* Task to carry out
Look through the lines below and copy each one that includes "number".

* Data records

========================================================================

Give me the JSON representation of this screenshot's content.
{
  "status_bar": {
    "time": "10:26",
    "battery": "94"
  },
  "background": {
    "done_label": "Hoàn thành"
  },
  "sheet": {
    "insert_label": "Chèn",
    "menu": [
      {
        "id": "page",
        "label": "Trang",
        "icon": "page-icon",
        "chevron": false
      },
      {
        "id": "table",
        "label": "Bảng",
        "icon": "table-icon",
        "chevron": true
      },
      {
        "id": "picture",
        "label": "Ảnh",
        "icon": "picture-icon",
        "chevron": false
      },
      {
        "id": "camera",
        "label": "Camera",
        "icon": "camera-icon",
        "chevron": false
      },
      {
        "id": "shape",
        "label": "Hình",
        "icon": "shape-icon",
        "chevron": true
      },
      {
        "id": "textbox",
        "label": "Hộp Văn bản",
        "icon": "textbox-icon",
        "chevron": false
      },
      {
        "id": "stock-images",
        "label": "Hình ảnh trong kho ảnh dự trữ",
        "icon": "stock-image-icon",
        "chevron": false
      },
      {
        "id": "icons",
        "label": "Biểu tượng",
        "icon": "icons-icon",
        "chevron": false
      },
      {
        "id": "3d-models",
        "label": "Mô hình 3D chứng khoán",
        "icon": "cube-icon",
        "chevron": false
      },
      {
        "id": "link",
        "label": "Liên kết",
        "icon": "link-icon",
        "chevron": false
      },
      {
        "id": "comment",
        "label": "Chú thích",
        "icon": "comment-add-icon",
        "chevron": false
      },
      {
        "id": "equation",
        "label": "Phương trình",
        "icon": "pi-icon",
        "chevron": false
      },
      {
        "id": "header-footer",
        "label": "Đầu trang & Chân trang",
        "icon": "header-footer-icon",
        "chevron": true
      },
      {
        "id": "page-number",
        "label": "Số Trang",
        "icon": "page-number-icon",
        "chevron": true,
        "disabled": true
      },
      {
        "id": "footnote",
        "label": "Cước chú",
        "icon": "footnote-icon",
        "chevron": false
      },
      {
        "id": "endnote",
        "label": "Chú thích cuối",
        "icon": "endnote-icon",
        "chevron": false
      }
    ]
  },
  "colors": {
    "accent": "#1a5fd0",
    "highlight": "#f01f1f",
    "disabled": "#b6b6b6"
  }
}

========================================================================

* Response box
        "id": "page-number",
        "icon": "page-number-icon",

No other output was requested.